### Records shown
● ● ●

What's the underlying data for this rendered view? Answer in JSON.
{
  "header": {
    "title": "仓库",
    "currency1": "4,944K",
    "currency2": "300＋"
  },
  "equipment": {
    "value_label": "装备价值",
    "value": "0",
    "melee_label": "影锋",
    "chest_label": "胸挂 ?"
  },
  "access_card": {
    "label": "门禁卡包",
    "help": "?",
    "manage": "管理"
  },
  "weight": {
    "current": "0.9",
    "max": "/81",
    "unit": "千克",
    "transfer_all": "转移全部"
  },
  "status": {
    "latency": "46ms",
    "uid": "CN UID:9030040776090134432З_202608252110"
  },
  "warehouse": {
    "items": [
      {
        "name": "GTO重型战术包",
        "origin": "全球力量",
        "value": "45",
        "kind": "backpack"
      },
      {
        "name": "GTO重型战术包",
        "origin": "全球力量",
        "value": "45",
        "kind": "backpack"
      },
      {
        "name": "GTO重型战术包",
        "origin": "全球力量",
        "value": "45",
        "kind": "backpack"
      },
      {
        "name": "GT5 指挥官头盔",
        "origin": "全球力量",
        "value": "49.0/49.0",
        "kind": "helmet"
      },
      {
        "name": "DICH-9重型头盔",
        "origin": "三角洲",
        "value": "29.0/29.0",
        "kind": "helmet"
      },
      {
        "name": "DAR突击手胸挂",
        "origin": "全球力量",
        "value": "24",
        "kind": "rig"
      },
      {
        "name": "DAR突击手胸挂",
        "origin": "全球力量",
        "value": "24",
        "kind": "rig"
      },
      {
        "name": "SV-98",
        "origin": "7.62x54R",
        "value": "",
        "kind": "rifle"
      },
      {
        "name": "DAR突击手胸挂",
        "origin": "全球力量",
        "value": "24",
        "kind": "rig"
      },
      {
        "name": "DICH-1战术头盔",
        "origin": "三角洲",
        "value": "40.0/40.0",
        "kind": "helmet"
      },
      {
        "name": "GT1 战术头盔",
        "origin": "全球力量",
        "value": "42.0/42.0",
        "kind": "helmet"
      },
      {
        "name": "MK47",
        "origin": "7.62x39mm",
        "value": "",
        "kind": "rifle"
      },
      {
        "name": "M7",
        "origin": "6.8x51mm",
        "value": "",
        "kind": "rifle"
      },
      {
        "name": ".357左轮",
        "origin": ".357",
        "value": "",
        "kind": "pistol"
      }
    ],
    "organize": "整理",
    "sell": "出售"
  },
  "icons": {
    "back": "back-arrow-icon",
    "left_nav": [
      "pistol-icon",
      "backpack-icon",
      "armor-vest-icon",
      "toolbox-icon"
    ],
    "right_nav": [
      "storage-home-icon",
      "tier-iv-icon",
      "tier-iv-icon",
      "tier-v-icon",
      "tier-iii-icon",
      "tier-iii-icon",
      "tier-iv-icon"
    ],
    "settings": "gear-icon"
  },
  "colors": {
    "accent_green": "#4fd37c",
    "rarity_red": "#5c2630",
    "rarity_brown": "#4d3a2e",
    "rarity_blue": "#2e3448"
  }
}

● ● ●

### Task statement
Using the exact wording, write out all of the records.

### Output of the task
What's the underlying data for this rendered view? Answer in JSON.
{
  "header": {
    "title": "仓库",
    "currency1": "4,944K",
    "currency2": "300＋"
  },
  "equipment": {
    "value_label": "装备价值",
    "value": "0",
    "melee_label": "影锋",
    "chest_label": "胸挂 ?"
  },
  "access_card": {
    "label": "门禁卡包",
    "help": "?",
    "manage": "管理"
  },
  "weight": {
    "current": "0.9",
    "max": "/81",
    "unit": "千克",
    "transfer_all": "转移全部"
  },
  "status": {
    "latency": "46ms",
    "uid": "CN UID:9030040776090134432З_202608252110"
  },
  "warehouse": {
    "items": [
      {
        "name": "GTO重型战术包",
        "origin": "全球力量",
        "value": "45",
        "kind": "backpack"
      },
      {
        "name": "GTO重型战术包",
        "origin": "全球力量",
        "value": "45",
        "kind": "backpack"
      },
      {
        "name": "GTO重型战术包",
        "origin": "全球力量",
        "value": "45",
        "kind": "backpack"
      },
      {
        "name": "GT5 指挥官头盔",
        "origin": "全球力量",
        "value": "49.0/49.0",
        "kind": "helmet"
      },
      {
        "name": "DICH-9重型头盔",
        "origin": "三角洲",
        "value": "29.0/29.0",
        "kind": "helmet"
      },
      {
        "name": "DAR突击手胸挂",
        "origin": "全球力量",
        "value": "24",
        "kind": "rig"
      },
      {
        "name": "DAR突击手胸挂",
        "origin": "全球力量",
        "value": "24",
        "kind": "rig"
      },
      {
        "name": "SV-98",
        "origin": "7.62x54R",
        "value": "",
        "kind": "rifle"
      },
      {
        "name": "DAR突击手胸挂",
        "origin": "全球力量",
        "value": "24",
        "kind": "rig"
      },
      {
        "name": "DICH-1战术头盔",
        "origin": "三角洲",
        "value": "40.0/40.0",
        "kind": "helmet"
      },
      {
        "name": "GT1 战术头盔",
        "origin": "全球力量",
        "value": "42.0/42.0",
        "kind": "helmet"
      },
      {
        "name": "MK47",
        "origin": "7.62x39mm",
        "value": "",
        "kind": "rifle"
      },
      {
        "name": "M7",
        "origin": "6.8x51mm",
        "value": "",
        "kind": "rifle"
      },
      {
        "name": ".357左轮",
        "origin": ".357",
        "value": "",
        "kind": "pistol"
      }
    ],
    "organize": "整理",
    "sell": "出售"
  },
  "icons": {
    "back": "back-arrow-icon",
    "left_nav": [
      "pistol-icon",
      "backpack-icon",
      "armor-vest-icon",
      "toolbox-icon"
    ],
    "right_nav": [
      "storage-home-icon",
      "tier-iv-icon",
      "tier-iv-icon",
      "tier-v-icon",
      "tier-iii-icon",
      "tier-iii-icon",
      "tier-iv-icon"
    ],
    "settings": "gear-icon"
  },
  "colors": {
    "accent_green": "#4fd37c",
    "rarity_red": "#5c2630",
    "rarity_brown": "#4d3a2e",
    "rarity_blue": "#2e3448"
  }
}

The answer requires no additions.